Côte d’Ivoire achieves Kimberley Process compliance for the first time since 2003.
For a decade, Cote d’Ivoire was torn apart by a civil war that was largely funded by its agricultural and mining resources, including through trade in rough diamonds. This illicit use of diamonds prompted the Kimberley Process (KP), the international mechanism to fight conflict diamonds, to ban Ivorian diamonds from the world market in 2003. Almost 10 years later, in November 2013 the KP recognized that Cote d’Ivoire had met the minimum requirements to come back into compliance with the KP Certification Scheme, and the U.N. embargo on diamond exports from Cote d’Ivoire was lifted shortly thereafter.
The USAID Property Rights and Artisanal Diamond Development (PRADD) project played a key role in this achievement. In late 2012, the Ivorian government requested technical assistance to the U.S. government, then KP Chair, to strengthen their diamond systems, and USAID responded by deploying a technical adviser in March 2013. The PRADD project worked with the government to design and launch its mine-to-export system of internal controls. In a period of six months, procedures for production and sales tracking were developed, dozens of new customs and mining regulations enacted, and thousands of miners registered. An official review team was sent on a mission in September 2012 to assess this system, and their favorable findings caused the KP to declare Côte d’Ivoire compliant with KP standards for the first time since 2003.
Mining Minister Jean-Claude Brou expressed thanks to those countries, including the United States, who assisted Côte d’Ivoire in this effort. He noted that compliance was not an end in and of itself, but a key step towards ensuring that mineral resources benefit the country and its miners. The KP Permanent Secretary, Fatimata Thes, echoed these sentiments, calling the technical assistance invaluable.
The project’s follow on activity, PRADD II, which is co-funded by the European Union, commenced in October 2013. It combines property rights strengthening with other activities aimed at boosting the legal value chain and improving livelihoods in mining communities, while continuing to support the government in policy design and implementation.

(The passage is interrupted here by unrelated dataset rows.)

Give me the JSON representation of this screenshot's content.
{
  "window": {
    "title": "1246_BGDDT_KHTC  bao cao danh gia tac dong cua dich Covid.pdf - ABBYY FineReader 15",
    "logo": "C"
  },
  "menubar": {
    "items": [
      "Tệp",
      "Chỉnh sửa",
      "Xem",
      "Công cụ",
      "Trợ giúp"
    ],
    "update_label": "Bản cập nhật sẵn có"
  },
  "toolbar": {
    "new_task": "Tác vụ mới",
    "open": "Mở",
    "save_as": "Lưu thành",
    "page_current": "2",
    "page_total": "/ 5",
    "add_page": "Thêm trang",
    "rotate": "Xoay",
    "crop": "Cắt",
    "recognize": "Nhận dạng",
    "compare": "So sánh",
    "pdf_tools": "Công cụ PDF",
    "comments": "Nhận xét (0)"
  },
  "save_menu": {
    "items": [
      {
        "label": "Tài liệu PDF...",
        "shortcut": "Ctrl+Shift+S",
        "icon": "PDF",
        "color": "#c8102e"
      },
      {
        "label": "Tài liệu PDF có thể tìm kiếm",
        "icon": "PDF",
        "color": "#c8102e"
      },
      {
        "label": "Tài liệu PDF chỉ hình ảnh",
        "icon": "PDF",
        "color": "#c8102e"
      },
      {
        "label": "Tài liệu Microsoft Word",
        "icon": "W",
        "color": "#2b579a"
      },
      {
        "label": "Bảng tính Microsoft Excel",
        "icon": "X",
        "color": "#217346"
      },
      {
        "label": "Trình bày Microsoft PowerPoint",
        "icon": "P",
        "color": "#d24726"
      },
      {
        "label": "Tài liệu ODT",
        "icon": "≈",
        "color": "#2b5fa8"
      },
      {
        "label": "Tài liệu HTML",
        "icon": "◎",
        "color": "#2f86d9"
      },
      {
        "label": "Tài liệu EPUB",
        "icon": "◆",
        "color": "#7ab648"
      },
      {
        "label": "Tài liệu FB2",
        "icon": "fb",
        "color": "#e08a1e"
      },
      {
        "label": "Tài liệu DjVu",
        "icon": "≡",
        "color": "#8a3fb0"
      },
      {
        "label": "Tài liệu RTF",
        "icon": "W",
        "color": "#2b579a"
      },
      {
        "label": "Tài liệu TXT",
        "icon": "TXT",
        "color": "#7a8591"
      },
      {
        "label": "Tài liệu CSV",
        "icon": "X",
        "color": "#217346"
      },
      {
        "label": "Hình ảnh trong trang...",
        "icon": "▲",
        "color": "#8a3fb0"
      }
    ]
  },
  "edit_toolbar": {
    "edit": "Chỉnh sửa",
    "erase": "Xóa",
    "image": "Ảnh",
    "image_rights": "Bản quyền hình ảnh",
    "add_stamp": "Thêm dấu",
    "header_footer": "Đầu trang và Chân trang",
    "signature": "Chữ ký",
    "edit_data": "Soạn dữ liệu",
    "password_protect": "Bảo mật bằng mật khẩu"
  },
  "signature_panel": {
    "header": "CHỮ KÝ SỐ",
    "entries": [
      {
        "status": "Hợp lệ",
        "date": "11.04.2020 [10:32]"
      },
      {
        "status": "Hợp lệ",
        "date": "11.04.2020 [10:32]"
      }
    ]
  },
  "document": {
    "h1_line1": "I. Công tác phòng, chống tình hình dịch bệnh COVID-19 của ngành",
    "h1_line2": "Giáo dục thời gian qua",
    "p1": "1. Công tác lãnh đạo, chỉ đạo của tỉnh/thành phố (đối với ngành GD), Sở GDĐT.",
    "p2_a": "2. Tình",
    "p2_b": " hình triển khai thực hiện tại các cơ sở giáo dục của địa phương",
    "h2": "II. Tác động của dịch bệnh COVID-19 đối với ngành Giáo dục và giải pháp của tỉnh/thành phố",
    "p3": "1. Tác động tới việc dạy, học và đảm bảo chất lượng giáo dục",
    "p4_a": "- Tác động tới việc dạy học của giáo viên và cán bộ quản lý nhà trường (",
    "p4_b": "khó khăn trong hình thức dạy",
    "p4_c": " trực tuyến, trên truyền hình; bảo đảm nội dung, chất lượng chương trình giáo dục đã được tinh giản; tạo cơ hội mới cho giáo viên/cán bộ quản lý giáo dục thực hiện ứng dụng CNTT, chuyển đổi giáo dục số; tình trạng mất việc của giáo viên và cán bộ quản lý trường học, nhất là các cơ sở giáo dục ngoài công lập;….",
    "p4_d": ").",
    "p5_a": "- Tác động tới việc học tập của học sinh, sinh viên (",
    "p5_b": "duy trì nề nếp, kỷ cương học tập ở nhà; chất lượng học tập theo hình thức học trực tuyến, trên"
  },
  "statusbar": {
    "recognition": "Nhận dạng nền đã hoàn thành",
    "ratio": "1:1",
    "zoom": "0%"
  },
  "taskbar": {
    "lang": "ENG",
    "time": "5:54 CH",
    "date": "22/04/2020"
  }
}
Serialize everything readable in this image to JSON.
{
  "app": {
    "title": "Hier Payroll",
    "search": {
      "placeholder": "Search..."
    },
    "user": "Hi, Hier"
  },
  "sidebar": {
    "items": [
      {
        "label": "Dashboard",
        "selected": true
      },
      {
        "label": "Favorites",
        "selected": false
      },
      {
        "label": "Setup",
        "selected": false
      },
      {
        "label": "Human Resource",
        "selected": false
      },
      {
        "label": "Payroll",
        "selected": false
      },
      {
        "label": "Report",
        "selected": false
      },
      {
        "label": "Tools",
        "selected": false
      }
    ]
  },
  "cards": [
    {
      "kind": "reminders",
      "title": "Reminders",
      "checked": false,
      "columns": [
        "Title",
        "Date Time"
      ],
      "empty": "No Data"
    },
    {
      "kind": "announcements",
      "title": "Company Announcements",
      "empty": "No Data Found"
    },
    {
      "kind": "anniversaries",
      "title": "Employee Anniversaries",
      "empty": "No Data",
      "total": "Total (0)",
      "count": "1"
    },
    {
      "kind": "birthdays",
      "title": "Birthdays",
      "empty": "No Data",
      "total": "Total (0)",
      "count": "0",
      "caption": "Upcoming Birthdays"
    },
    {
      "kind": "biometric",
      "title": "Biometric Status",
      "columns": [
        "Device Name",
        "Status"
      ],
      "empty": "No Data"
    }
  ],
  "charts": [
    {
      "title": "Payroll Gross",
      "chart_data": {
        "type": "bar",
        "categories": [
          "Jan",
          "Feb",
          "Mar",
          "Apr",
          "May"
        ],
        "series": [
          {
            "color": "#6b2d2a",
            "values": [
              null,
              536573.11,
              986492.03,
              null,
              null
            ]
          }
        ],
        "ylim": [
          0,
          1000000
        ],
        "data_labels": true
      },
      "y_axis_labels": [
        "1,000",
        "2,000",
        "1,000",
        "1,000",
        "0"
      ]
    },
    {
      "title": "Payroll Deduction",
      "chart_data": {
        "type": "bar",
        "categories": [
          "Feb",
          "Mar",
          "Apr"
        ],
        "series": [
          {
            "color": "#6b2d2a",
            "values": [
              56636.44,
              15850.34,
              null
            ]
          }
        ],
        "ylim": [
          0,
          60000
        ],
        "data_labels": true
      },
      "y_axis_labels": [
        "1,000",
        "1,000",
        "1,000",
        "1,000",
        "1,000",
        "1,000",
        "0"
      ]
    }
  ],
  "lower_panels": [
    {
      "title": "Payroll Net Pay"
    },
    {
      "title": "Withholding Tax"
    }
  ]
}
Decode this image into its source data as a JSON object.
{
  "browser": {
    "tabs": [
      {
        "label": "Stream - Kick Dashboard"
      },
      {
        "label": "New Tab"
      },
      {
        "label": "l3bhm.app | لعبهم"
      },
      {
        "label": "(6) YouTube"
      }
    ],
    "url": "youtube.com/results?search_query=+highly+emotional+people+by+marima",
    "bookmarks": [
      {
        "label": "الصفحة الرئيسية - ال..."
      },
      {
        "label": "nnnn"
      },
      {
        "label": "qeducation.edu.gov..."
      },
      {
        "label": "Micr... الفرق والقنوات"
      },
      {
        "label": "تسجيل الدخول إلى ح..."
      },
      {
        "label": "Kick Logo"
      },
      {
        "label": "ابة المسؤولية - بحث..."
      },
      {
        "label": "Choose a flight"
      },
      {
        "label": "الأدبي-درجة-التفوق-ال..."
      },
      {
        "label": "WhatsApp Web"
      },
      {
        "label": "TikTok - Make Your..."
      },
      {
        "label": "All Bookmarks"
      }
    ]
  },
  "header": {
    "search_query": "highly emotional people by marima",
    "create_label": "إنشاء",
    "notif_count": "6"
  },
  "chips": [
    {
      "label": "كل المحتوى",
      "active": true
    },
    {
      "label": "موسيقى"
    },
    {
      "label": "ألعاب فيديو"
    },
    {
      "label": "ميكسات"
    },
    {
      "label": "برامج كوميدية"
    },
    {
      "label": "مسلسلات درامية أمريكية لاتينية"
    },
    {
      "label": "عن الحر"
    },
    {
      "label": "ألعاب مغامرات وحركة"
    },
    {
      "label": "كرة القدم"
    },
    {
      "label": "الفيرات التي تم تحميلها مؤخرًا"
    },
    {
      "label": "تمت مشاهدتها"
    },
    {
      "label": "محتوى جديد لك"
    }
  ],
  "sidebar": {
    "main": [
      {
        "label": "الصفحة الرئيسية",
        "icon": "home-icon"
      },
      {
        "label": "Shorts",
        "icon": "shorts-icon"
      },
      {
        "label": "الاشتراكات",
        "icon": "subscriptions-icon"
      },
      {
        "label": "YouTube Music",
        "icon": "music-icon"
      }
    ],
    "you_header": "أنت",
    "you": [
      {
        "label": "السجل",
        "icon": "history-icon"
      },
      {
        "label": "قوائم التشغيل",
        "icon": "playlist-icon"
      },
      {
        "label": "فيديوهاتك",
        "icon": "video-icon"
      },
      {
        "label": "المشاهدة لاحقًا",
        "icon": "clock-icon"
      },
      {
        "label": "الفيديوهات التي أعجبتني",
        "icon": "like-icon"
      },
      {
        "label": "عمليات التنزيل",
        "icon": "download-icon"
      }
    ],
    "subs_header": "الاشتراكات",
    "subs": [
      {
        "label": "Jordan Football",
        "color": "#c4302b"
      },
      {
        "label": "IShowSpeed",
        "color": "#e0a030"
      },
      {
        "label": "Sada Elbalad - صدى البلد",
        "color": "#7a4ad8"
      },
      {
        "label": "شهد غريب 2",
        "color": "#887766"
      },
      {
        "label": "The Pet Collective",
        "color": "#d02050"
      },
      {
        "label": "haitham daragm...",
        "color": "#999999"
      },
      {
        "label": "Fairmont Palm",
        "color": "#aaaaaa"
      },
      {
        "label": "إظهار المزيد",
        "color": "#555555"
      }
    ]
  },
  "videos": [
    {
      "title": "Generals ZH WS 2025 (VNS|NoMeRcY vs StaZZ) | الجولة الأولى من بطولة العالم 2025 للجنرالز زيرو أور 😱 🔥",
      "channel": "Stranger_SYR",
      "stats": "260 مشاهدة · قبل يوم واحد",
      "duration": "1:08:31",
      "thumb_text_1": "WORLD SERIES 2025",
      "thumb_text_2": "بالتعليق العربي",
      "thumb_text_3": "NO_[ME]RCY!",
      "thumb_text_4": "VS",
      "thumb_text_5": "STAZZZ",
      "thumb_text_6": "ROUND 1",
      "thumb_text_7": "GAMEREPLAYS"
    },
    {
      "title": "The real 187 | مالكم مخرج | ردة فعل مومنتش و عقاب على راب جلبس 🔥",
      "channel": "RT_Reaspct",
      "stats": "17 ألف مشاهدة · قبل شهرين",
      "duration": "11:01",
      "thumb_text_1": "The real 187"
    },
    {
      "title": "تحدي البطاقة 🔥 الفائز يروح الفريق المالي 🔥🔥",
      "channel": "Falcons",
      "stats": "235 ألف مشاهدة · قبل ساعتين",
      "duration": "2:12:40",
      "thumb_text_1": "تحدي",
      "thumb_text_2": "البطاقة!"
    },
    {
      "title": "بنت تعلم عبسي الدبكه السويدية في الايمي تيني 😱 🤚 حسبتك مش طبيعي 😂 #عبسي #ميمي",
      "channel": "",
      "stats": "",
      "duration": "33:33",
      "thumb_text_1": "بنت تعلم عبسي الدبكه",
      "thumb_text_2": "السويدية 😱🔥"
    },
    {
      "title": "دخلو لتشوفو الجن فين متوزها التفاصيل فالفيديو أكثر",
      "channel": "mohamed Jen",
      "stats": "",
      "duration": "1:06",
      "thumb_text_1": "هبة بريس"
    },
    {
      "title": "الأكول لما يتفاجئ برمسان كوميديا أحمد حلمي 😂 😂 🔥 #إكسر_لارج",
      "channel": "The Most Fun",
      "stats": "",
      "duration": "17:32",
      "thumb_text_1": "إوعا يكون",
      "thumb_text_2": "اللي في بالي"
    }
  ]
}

Photo Caption: An Ivorian village-based mining cooperative records its diamond sales and production figures. PRADD’s experience promoting formalization since 2007 played a role in the design of the mine-to-export traceability system.